SB 232 (Niello): Mental Health Services: Gravely Disabled

Attempts to change a key element of the Lanterman-Petris-Short Act, the landmark 1967 legislation that ended the involuntary institutionalization of people with severe mental-health issues. Under this proposal, the definition of what constitutes a “gravely disabled” person would be amended to include homeless persons who are unable to care for themselves. Status: Referred to Committees on Health and Judiciary

SB 774 (Jones & Grove): Nonprofit Health Facilities: Sale of Assets: Attorney General Approval: Conditional Consent

Would severely limit the authority of California’s Attorney General to protect access and affordability of hospital services provided by most hospitals in California. This would in turn impact healthcare costs for Californians, including members of the small business community who already struggle with access to affordable care. Status: Set for hearing 4/12/23.

SB 875 (Glazer): Referral source for residential care facilities for the elderly: duties

This bill would recast the requirements on a placement agency and its employees to instead be requirements on a referral source, defined to mean any specified county department, stated-funded program, agency, or person that is engaged in identifying senior housing options at residential care facilities for the elderly. Status: Set for hearing 4/17/23.

AB 1537 (Wood): Skilled Nursing Facilities: Direct Care Spending Requirements

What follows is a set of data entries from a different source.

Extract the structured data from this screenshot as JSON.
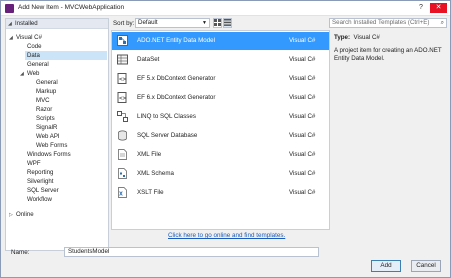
{
  "window": {
    "title": "Add New Item - MVCWebApplication"
  },
  "titlebar": {
    "help": "?",
    "close": "✕"
  },
  "tree": {
    "root": "Installed",
    "items": [
      {
        "label": "Visual C#",
        "expanded": true
      },
      {
        "label": "Code"
      },
      {
        "label": "Data",
        "selected": true
      },
      {
        "label": "General"
      },
      {
        "label": "Web",
        "expanded": true
      },
      {
        "label": "General"
      },
      {
        "label": "Markup"
      },
      {
        "label": "MVC"
      },
      {
        "label": "Razor"
      },
      {
        "label": "Scripts"
      },
      {
        "label": "SignalR"
      },
      {
        "label": "Web API"
      },
      {
        "label": "Web Forms"
      },
      {
        "label": "Windows Forms"
      },
      {
        "label": "WPF"
      },
      {
        "label": "Reporting"
      },
      {
        "label": "Silverlight"
      },
      {
        "label": "SQL Server"
      },
      {
        "label": "Workflow"
      }
    ],
    "online": "Online"
  },
  "toolbar": {
    "sort_label": "Sort by:",
    "sort_value": "Default",
    "search_placeholder": "Search Installed Templates (Ctrl+E)"
  },
  "templates": [
    {
      "name": "ADO.NET Entity Data Model",
      "lang": "Visual C#",
      "selected": true,
      "icon": "entity-model-icon"
    },
    {
      "name": "DataSet",
      "lang": "Visual C#",
      "icon": "dataset-icon"
    },
    {
      "name": "EF 5.x DbContext Generator",
      "lang": "Visual C#",
      "icon": "ef-generator-icon"
    },
    {
      "name": "EF 6.x DbContext Generator",
      "lang": "Visual C#",
      "icon": "ef-generator-icon"
    },
    {
      "name": "LINQ to SQL Classes",
      "lang": "Visual C#",
      "icon": "linq-icon"
    },
    {
      "name": "SQL Server Database",
      "lang": "Visual C#",
      "icon": "database-icon"
    },
    {
      "name": "XML File",
      "lang": "Visual C#",
      "icon": "xml-file-icon"
    },
    {
      "name": "XML Schema",
      "lang": "Visual C#",
      "icon": "xml-schema-icon"
    },
    {
      "name": "XSLT File",
      "lang": "Visual C#",
      "icon": "xslt-file-icon"
    }
  ],
  "info": {
    "type_label": "Type:",
    "type_value": "Visual C#",
    "description": "A project item for creating an ADO.NET Entity Data Model."
  },
  "online_link": "Click here to go online and find templates.",
  "name_label": "Name:",
  "name_value": "StudentsModel",
  "buttons": {
    "add": "Add",
    "cancel": "Cancel"
  },
  "colors": {
    "selection": "#3399ff",
    "tree_selection": "#cce4f7",
    "link": "#1a5bbb"
  }
}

This bill would require by July 1, 2024, the establishment of a direct patient-related services spending, reporting, and rebate requirement for skilled nursing facilities, with exceptions. Would require that a minimum of 85% of a facility’s total non-Medicare health revenues from all payer sources in each fiscal year be expended on residents’ direct patient-related services, as defined.

AB 1536 (Carillo & Santiago): Cash Assistance Program for Aged, Blind, and Disabled Immigrants

Would expand eligibility for the Cash Assistance Program for Immigrants (CAPI) program to aged, blind, and disabled individuals regardless of immigration status if the individual meets the eligibility criteria for the program and is not eligible solely due to their immigration status. Status: Re-referred to Committee on Appropriations

AB 1417 (Wood): Elder and Dependent Adult Abuse: Mandated Reporting

Will require mandated reporters to follow a single, simplified reporting process, and also require reports of abuse or neglect to be reported sooner than under the current system (e.g., 24 hours vs. 2 working days). Would ensure that criminal acts are reported to law enforcement first. This bill will ensure that residents of long-term care facilities have the same protections against elder abuse as persons who reside in their own homes.

AB 1387 (Ting & Weiner): In-Home Supportive Services: Provider Shortage

Would require the Department of Health Care Services to establish a grant-based program to support outreach and education to encourage immigrants to become in-home supportive services (IHSS) providers, contingent upon an appropriation by the Legislature for that purpose. Status: Referred to Committee on Human Services. Will be heard 4/18/23.

AB 486 (Kalra): Long-Term Health Facilities: Citation Appeals

This bill would provide a more consistent framework for the appeals process across regulatory citations for long-term care facilities in California. This would reduce the burden on our superior court system and save judicial resources and taxpayer money. Furthermore, it would streamline and improve a process that is designed to hold negligent facilities (i.e., nursing homes) accountable.

SB 311 (Eggman): Medi-Cal Part A Buy-In

SB 311 would require the Department of Health Care Services (DHCS) to submit a State Plan Amendment for California to become a Part A Buy-In State. SB 311 would benefit low-income older Californians and persons with disabilities, who rely on Medicare and Medi-Cal but struggle to pay costly Medicare Part A premiums, by simplifying the enrollment process for financial assistance.

AB 488 (Nguyen): Medi-Cal: skilled nursing facilities: vision loss

Using the Workforce and Quality Incentive Program, under which a skilled nursing facility provides services to a Medi-Cal managed care enrollee, AB 488 would require that the program includes staff training and general facility improvements aimed at addressing the needs of skilled nursing facility residents with vision loss. This would include modifying facility registration documents, menus, activities, announcements, schedules and a variety of other materials that are seldom found in large print.